▸ PROMPT
Report back every line from the entries below in which the word "will" occurs.

▬▬▬▬▬▬

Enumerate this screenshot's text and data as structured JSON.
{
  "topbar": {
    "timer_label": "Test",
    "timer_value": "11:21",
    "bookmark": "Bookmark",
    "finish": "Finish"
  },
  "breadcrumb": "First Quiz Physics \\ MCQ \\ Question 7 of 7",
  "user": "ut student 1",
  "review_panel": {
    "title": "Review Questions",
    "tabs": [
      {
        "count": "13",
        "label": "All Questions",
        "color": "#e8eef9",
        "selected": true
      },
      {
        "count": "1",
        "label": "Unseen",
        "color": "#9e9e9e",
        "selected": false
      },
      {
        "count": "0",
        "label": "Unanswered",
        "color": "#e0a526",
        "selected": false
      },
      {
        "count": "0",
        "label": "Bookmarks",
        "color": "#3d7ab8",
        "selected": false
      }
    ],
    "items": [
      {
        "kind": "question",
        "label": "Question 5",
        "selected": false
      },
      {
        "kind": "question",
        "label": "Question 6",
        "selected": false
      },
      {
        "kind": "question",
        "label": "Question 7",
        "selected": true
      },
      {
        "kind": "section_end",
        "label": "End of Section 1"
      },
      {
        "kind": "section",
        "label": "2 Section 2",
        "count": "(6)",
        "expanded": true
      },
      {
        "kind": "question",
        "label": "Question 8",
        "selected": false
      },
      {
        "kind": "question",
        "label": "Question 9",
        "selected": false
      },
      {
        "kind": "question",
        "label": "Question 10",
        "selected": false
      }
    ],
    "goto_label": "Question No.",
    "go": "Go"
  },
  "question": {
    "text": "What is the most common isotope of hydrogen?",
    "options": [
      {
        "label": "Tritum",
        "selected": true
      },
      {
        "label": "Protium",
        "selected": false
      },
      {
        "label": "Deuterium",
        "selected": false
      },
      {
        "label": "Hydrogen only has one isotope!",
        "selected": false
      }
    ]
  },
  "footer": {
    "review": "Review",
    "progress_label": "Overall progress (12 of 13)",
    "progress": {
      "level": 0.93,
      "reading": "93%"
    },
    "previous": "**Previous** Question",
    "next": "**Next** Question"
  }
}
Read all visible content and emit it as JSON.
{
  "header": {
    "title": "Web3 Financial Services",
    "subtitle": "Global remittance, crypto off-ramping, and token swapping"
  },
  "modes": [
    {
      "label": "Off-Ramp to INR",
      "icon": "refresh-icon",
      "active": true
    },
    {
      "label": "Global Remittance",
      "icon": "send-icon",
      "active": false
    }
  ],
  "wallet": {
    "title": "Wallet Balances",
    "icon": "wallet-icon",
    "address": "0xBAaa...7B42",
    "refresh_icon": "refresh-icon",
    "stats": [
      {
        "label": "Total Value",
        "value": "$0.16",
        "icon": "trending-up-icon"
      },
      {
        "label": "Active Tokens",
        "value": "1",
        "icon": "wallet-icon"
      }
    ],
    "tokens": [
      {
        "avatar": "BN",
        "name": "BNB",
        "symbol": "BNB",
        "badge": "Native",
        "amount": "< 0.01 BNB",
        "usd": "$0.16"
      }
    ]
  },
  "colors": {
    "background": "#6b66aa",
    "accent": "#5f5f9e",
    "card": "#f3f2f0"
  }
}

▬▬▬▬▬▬

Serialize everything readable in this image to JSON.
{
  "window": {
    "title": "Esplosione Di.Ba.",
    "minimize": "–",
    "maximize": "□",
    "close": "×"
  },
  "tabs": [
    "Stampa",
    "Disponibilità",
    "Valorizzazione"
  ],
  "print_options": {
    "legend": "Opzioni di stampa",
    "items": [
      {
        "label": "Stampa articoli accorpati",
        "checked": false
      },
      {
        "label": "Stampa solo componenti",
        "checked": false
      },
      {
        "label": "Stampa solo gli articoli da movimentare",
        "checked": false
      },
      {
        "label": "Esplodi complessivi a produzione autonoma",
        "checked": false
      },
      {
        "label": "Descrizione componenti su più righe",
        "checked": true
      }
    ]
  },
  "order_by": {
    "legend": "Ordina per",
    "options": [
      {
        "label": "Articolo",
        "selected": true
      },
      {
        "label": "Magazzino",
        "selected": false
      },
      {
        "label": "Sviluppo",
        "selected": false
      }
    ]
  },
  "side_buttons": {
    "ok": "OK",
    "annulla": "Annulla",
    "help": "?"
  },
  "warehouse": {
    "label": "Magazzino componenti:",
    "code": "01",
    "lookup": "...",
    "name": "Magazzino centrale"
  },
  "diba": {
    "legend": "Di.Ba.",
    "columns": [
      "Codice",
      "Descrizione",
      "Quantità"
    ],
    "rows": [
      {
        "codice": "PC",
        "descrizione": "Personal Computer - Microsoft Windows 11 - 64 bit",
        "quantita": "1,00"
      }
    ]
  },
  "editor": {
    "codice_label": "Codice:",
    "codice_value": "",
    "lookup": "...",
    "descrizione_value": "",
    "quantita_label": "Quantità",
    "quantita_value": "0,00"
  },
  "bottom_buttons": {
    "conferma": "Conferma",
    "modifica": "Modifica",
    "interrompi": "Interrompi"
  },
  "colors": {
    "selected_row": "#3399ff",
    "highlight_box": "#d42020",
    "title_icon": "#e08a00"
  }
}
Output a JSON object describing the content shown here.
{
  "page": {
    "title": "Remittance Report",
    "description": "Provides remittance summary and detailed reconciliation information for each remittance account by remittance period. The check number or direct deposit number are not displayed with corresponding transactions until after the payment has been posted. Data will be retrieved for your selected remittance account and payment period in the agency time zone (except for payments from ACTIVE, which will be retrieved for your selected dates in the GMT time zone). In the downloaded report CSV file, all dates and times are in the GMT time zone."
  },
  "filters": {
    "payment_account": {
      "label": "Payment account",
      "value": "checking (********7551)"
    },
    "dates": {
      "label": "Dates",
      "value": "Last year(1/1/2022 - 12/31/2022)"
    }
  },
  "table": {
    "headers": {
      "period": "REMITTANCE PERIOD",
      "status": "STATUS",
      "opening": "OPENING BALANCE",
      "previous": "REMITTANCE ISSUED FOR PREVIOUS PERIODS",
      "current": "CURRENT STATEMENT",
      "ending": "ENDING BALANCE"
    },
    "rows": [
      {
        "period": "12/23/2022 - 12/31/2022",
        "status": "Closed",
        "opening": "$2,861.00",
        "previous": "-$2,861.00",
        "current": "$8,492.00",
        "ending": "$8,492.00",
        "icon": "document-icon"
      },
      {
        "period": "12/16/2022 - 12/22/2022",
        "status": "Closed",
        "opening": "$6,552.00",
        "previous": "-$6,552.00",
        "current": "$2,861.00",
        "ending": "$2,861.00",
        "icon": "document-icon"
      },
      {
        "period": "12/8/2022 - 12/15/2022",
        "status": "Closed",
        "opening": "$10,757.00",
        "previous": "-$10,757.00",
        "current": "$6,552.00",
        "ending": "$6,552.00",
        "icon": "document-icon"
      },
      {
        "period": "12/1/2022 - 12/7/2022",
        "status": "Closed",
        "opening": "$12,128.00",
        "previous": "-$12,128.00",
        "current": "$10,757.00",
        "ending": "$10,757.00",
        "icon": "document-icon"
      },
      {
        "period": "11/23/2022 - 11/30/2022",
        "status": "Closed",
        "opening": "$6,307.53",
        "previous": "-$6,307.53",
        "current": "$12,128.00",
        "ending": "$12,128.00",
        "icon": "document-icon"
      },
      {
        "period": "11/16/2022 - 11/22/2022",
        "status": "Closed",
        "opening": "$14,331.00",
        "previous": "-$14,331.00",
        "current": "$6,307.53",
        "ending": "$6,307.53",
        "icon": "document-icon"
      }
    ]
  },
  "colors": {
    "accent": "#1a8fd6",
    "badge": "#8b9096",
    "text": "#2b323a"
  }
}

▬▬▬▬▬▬

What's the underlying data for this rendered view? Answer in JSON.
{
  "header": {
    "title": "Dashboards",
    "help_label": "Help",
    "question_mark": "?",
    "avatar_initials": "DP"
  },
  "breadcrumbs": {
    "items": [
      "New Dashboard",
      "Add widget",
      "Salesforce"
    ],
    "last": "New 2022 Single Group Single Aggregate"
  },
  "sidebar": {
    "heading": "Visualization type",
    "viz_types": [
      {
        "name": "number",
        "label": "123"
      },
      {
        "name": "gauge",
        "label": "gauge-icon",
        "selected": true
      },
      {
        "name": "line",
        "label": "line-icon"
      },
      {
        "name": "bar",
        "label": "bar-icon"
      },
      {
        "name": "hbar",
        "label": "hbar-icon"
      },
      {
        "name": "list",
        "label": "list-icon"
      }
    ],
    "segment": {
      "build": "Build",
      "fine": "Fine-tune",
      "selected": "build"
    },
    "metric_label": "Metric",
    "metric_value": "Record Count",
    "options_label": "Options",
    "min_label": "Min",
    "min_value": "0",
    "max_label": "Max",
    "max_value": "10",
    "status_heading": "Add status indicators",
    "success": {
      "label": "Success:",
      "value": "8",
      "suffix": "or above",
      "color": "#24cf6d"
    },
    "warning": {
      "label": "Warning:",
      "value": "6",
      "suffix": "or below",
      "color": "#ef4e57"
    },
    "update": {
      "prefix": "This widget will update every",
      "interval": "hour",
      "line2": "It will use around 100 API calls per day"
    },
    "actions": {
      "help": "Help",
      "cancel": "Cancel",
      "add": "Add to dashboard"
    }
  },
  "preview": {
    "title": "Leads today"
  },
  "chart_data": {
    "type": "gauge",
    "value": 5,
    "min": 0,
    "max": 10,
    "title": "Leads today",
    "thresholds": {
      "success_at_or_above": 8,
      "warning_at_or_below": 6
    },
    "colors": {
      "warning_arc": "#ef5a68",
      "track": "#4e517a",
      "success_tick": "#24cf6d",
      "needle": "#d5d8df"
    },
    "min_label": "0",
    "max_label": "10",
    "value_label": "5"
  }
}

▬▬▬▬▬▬

▸ YOUR SOLUTION
    "description": "Provides remittance summary and detailed reconciliation information for each remittance account by remittance period. The check number or direct deposit number are not displayed with corresponding transactions until after the payment has been posted. Data will be retrieved for your selected remittance account and payment period in the agency time zone (except for payments from ACTIVE, which will be retrieved for your selected dates in the GMT time zone). In the downloaded report CSV file, all dates and times are in the GMT time zone."
      "prefix": "This widget will update every",
      "line2": "It will use around 100 API calls per day"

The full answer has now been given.